Know the medicines you take. Keep a list of them to show your healthcare provider and pharmacist when you get a new medicine.
How should I take Ongentys?
- Take this medicine exactly as your healthcare provider tells you to.
- Ongentys should be taken 1 time each day at bedtime.
- Do not eat one hour before taking Ongentys and do not eat for at least one hour after taking Ongentys.
- If you miss a dose, take your usual dose on the next day at bedtime.
- Do not stop taking Ongentys or change your dose before talking to your healthcare provider.
- Your dose of other Parkinson’s disease medicines may change when stopping Ongentys. Tell your healthcare provider if you have symptoms of withdrawal such as fever, confusion, or severe muscle stiffness.
- If you take too much Ongentys, call your healthcare provider or Poison Control Center at 1-800-222-1222, or go to the nearest hospital emergency room right away.
What should I avoid while taking Ongentys?
- Do not drive, operate machinery, or do other dangerous activities until you know how Ongentys affects you.
Ongentys side effects
Ongentys may cause serious side effects, including:
- Falling asleep during normal activities. You may suddenly fall asleep while doing normal activities such as driving a car, talking or eating while taking Ongentys or other medicines used to treat Parkinson’s disease, without being drowsy or without warning. This may result in having accidents. Your chances of falling asleep while doing normal activities while taking Ongentys are higher if you take other medicines that cause drowsiness.
- Low blood pressure or dizziness. Low blood pressure, dizziness, light headedness, or fainting can happen with Ongentys. Tell your healthcare provider if you become dizzy, lightheaded, or faint while taking Ongentys.
- Uncontrolled sudden movements (dyskinesia). Ongentys may cause uncontrolled sudden movements or make such movements you already have worse or happen more often. Tell your healthcare provider if this happens.
- Seeing, hearing, believing, or feeling things that are not real or not true. Taking Ongentys may cause seeing, hearing, or feeling things that are not real (hallucinations), believing things that are not real (delusions), or aggressive behavior. Tell your healthcare provider if you have any of these changes in your behavior.
- Unusual urges (impulse control and compulsive disorders). Some people taking Ongentys may get urges to behave in a way unusual for them. Examples of this are unusual urges to gamble, increased sexual urges, strong urges to spend money, binge eating, and the inability to control these urges. If you or your family notice that you are developing any unusual behaviors, talk to your healthcare provider.
Tell your healthcare provider if you experience any of these side effects.
The most common side effects include:

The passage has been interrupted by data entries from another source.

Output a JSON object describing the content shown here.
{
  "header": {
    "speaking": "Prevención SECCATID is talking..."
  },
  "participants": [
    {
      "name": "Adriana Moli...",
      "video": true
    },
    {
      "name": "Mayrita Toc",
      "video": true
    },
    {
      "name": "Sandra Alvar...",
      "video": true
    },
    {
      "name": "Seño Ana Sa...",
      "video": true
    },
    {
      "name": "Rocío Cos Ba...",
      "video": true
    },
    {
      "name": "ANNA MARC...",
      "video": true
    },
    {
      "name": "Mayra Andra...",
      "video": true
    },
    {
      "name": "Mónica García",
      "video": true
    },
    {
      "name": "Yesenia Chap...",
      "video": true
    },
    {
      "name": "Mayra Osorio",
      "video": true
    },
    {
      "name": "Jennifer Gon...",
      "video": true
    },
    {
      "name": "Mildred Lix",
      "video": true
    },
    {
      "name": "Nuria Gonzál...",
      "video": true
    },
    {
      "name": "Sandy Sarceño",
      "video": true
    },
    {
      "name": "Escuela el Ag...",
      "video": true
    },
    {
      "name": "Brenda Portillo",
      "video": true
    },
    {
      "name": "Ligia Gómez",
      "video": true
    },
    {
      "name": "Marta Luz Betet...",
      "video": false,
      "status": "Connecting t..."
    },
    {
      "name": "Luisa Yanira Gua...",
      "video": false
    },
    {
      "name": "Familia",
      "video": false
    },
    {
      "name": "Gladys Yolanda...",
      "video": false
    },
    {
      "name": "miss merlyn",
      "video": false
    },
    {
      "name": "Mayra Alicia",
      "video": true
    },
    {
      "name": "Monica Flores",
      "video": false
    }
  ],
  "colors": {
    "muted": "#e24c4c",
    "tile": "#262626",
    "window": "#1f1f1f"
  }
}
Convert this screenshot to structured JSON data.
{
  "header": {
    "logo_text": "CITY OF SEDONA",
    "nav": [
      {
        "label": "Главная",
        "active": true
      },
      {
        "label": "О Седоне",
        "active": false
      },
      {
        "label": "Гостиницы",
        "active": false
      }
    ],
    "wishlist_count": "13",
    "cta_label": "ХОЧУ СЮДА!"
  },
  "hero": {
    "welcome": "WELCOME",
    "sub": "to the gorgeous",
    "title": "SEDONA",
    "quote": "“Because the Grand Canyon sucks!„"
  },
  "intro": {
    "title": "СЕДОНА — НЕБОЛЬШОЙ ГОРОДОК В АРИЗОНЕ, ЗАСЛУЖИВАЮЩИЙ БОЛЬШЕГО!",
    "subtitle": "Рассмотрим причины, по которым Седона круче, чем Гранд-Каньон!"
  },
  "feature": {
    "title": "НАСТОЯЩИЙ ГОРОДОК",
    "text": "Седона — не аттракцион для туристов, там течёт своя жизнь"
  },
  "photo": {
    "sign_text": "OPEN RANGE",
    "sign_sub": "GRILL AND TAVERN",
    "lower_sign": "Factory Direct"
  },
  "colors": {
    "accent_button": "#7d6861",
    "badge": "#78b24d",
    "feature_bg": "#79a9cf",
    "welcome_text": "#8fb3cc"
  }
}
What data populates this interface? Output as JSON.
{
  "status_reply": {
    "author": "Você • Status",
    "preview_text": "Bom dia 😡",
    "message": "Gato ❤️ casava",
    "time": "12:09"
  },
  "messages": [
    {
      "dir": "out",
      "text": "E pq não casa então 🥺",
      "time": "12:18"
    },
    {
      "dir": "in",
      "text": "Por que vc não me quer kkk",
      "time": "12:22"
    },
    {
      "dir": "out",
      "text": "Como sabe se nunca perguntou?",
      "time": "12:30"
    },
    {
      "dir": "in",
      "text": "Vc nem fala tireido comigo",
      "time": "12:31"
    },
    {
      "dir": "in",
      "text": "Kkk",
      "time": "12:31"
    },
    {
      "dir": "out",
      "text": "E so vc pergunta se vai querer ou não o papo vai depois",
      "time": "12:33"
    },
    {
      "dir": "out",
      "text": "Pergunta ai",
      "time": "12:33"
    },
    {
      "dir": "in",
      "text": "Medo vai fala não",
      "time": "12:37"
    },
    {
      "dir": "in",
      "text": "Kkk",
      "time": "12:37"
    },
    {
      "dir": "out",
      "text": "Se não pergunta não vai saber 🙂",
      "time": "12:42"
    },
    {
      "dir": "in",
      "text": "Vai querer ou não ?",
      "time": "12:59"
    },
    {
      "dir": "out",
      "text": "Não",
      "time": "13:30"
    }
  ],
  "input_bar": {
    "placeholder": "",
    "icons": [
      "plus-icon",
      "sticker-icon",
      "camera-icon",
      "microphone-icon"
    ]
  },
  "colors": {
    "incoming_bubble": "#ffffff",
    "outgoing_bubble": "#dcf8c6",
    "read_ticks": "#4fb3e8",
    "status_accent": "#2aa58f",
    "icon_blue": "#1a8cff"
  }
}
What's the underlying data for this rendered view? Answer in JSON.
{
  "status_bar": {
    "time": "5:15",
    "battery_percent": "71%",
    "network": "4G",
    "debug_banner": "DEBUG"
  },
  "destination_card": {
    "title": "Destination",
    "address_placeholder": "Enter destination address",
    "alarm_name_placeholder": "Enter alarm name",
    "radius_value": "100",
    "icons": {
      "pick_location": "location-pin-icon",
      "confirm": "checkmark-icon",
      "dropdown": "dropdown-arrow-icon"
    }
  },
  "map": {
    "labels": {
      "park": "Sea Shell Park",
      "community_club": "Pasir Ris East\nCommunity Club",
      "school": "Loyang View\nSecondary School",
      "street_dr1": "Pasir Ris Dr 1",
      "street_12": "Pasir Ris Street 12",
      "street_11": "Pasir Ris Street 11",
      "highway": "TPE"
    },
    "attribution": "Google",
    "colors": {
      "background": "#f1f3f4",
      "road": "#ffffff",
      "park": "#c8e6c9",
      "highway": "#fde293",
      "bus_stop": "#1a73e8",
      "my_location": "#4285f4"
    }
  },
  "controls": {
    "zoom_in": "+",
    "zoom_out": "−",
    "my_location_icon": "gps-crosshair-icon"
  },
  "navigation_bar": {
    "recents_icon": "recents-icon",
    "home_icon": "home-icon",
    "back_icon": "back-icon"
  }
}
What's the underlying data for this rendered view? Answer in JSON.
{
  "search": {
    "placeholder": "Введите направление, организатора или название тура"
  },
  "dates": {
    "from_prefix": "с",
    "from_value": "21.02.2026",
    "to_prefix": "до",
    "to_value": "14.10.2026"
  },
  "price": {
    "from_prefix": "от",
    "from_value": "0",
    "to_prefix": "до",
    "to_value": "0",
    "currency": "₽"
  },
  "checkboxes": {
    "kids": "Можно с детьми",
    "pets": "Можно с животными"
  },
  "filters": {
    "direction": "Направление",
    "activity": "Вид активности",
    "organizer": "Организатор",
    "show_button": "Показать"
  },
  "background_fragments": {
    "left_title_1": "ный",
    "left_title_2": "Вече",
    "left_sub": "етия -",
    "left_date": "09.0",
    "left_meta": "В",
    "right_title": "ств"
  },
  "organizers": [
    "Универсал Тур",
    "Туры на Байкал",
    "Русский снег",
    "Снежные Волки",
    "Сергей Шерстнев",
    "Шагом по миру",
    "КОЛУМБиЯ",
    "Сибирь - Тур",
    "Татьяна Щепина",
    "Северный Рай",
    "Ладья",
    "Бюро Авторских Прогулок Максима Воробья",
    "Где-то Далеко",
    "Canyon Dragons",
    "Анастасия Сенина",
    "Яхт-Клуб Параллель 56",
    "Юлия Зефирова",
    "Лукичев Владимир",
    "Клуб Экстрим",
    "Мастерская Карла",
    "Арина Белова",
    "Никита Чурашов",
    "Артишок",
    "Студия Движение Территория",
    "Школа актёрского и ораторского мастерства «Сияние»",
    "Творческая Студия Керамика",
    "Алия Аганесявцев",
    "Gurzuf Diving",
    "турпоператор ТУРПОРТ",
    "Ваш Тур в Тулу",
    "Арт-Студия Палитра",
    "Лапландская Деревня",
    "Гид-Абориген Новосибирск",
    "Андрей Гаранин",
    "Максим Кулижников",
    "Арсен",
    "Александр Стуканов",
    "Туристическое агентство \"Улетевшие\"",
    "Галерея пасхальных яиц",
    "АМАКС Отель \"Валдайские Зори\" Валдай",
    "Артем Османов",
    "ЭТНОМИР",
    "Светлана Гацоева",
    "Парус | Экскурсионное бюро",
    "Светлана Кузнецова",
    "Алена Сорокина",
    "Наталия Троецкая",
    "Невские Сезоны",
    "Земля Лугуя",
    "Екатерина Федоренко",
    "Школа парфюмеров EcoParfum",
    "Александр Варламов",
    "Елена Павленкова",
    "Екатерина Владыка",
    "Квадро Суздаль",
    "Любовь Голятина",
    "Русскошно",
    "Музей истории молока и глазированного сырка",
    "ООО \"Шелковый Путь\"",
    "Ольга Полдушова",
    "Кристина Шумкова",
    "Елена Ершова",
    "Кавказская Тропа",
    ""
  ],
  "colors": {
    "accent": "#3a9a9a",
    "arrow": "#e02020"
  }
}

- uncontrolled sudden movements (dyskinesia)
- increase in a certain enzyme called blood creatine kinase
- low blood pressure
- weight loss
These are not all of the possible side effects. Call your healthcare provider for medical advice about side effects. You may report side effects to FDA at 1-800-FDA-1088.
How should I store Ongentys?
- Store Ongentys at a temperature below 86°F (30°C).
- Keep all medicines out of the reach of children and pets.
General information about the safe and effective use of Ongentys.
Medicines are sometimes prescribed for purposes other than those listed in a Patient Information leaflet. Do not use this medicine for a condition for which it was not prescribed. Do not give it to other people, even if they have the same symptoms that you have. It may harm them. You can ask your pharmacist or healthcare provider for information that is written for health professionals.
What are the ingredients in Ongentys?
Active ingredient: opicapone
Inactive ingredients: lactose, magnesium stearate, pregelatinized starch, and sodium starch glycolate. The capsule shells contain: FD&C Blue#2, FD&C Red#3, gelatin, and titanium dioxide.
Always consult your healthcare provider to ensure the information displayed on this page applies to your personal circumstances.